• [Information supplied]
↓↓↓
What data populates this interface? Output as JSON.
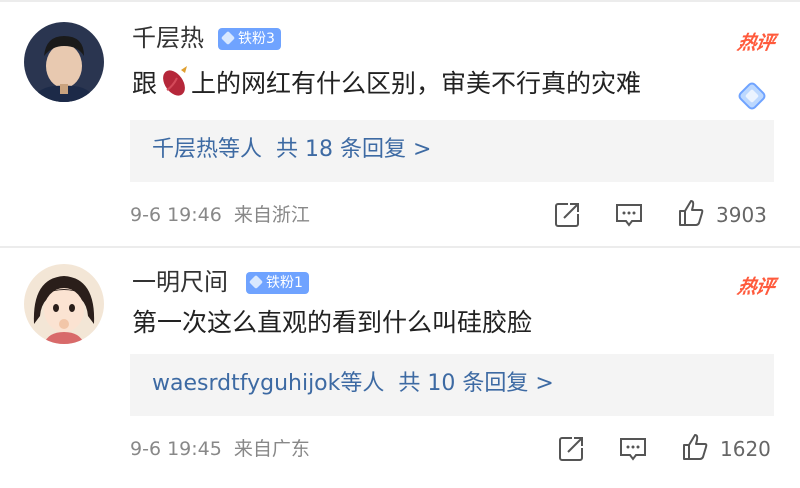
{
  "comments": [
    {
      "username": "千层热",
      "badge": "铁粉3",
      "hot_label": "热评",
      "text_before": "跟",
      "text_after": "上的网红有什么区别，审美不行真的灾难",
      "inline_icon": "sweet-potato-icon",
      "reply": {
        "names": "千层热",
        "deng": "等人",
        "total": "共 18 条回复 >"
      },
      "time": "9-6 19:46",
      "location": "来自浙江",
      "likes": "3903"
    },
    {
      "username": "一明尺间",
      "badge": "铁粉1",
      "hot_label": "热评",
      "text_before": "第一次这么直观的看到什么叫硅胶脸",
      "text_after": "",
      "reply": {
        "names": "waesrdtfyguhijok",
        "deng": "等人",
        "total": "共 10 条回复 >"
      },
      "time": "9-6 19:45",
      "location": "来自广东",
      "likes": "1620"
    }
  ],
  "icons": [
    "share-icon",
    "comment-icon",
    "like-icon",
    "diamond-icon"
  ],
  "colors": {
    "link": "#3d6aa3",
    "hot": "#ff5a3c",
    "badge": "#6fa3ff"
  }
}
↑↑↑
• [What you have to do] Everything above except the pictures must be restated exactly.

• [Reply to the task]
What data populates this interface? Output as JSON.
{
  "comments": [
    {
      "username": "千层热",
      "badge": "铁粉3",
      "hot_label": "热评",
      "text_before": "跟",
      "text_after": "上的网红有什么区别，审美不行真的灾难",
      "inline_icon": "sweet-potato-icon",
      "reply": {
        "names": "千层热",
        "deng": "等人",
        "total": "共 18 条回复 >"
      },
      "time": "9-6 19:46",
      "location": "来自浙江",
      "likes": "3903"
    },
    {
      "username": "一明尺间",
      "badge": "铁粉1",
      "hot_label": "热评",
      "text_before": "第一次这么直观的看到什么叫硅胶脸",
      "text_after": "",
      "reply": {
        "names": "waesrdtfyguhijok",
        "deng": "等人",
        "total": "共 10 条回复 >"
      },
      "time": "9-6 19:45",
      "location": "来自广东",
      "likes": "1620"
    }
  ],
  "icons": [
    "share-icon",
    "comment-icon",
    "like-icon",
    "diamond-icon"
  ],
  "colors": {
    "link": "#3d6aa3",
    "hot": "#ff5a3c",
    "badge": "#6fa3ff"
  }
}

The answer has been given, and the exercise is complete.